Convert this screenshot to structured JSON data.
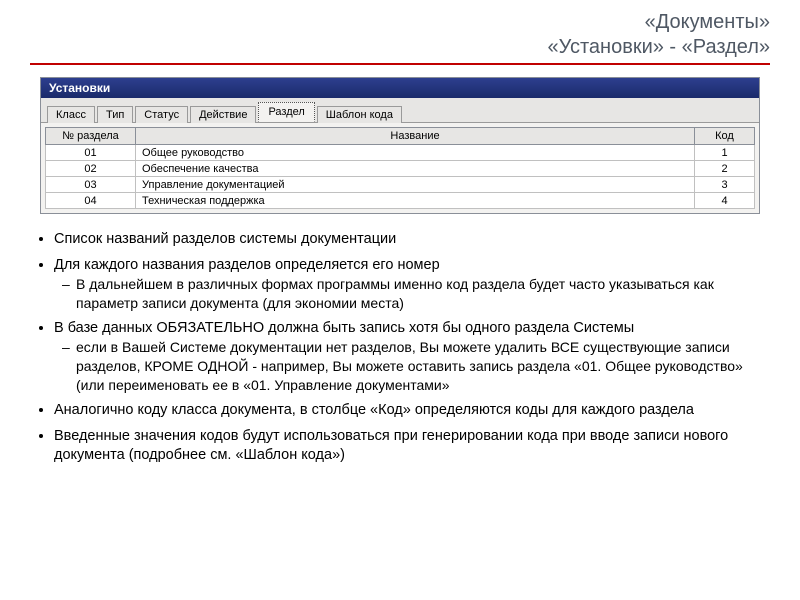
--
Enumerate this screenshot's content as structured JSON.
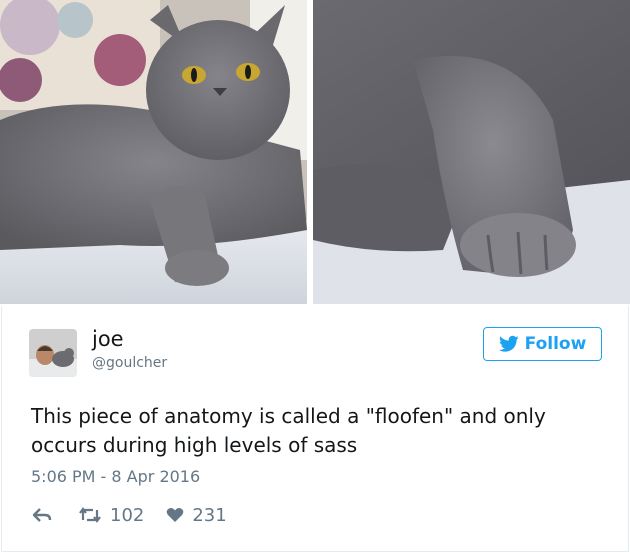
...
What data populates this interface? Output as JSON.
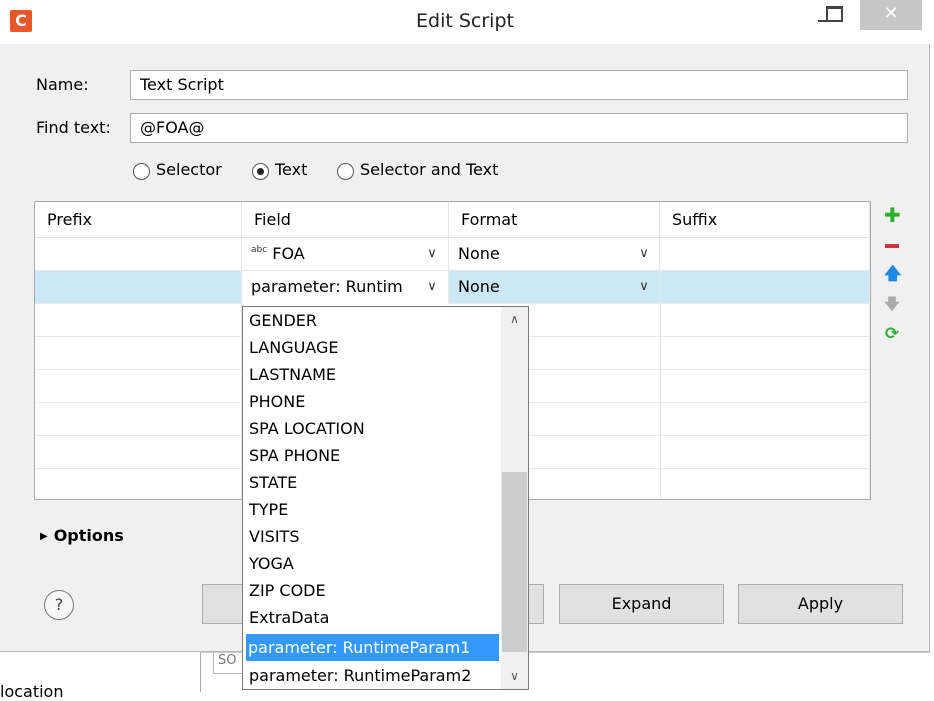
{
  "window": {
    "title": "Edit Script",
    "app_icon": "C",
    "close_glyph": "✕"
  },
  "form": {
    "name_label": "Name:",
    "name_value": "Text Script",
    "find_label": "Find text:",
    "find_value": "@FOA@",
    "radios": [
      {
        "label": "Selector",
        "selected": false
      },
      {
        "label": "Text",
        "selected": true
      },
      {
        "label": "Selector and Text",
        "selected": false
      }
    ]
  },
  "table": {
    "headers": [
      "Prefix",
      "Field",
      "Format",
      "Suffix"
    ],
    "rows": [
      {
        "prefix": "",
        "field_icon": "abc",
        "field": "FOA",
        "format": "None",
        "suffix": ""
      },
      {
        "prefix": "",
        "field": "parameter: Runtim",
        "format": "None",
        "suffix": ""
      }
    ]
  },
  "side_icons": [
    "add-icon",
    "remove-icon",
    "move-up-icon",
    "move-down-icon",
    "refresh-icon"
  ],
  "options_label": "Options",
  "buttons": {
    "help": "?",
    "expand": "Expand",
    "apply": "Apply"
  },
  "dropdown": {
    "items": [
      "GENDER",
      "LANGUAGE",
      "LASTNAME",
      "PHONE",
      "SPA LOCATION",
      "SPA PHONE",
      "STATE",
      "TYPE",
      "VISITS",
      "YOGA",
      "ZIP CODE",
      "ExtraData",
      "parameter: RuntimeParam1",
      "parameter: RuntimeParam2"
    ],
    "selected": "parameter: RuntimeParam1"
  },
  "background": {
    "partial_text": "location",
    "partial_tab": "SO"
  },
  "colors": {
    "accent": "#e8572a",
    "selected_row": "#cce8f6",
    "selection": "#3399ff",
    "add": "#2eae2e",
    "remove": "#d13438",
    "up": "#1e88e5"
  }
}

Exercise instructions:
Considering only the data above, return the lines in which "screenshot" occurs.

Solved exercise:
Convert this screenshot to structured JSON data.
Enumerate this screenshot's content as structured JSON.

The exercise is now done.